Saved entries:
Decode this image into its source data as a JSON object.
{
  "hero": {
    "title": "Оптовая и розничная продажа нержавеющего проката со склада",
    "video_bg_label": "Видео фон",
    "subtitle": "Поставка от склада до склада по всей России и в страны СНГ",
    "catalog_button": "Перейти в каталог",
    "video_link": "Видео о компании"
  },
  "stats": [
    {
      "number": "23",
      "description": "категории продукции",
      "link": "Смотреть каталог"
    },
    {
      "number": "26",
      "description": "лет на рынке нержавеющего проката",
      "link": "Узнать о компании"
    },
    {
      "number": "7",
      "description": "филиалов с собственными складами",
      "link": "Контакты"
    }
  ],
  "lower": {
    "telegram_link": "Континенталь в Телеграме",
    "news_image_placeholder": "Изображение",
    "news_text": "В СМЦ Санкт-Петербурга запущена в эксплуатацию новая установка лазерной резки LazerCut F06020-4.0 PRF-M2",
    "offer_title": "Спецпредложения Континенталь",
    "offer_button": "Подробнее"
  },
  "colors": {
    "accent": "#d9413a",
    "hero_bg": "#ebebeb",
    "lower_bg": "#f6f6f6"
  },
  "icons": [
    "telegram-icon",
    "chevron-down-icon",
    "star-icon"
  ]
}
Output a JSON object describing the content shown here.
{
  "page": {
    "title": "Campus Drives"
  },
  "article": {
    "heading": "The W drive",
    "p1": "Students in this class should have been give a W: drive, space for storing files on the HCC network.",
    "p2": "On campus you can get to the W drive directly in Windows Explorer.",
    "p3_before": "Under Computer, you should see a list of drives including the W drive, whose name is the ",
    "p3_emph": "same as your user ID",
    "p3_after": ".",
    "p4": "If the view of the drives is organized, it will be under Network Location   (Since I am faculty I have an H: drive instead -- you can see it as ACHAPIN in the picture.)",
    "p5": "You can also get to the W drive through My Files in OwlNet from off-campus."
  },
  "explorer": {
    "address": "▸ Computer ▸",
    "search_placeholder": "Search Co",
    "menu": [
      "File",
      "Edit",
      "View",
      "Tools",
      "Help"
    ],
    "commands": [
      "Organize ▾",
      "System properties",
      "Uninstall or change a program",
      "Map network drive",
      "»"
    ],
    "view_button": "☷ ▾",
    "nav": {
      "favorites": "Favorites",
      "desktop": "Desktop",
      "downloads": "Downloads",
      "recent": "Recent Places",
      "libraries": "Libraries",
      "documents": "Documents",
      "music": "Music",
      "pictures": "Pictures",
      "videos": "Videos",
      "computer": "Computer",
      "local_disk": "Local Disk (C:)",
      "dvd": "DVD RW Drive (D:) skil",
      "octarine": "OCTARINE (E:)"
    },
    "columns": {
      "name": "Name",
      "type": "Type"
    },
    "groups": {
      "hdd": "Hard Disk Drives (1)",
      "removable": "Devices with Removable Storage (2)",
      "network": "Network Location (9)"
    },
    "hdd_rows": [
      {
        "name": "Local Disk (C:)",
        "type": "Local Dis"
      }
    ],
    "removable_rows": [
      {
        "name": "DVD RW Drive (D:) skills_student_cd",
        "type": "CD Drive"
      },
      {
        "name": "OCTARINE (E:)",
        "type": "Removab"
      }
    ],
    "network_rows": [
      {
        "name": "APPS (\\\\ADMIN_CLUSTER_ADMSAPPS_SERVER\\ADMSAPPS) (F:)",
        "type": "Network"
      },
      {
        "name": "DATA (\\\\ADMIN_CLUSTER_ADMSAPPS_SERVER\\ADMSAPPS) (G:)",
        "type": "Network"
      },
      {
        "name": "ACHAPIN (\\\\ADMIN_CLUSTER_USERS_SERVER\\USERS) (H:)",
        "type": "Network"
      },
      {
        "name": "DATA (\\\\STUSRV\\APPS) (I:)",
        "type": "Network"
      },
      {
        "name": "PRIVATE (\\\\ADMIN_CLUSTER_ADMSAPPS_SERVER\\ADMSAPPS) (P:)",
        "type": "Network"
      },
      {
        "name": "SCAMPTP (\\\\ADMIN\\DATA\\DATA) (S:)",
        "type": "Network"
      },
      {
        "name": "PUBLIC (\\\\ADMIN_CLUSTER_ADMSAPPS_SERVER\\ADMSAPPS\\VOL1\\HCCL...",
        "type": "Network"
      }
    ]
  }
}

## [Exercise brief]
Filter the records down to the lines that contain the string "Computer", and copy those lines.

## [Response box]
    "p3_before": "Under Computer, you should see a list of drives including the W drive, whose name is the ",
    "address": "▸ Computer ▸",
      "computer": "Computer",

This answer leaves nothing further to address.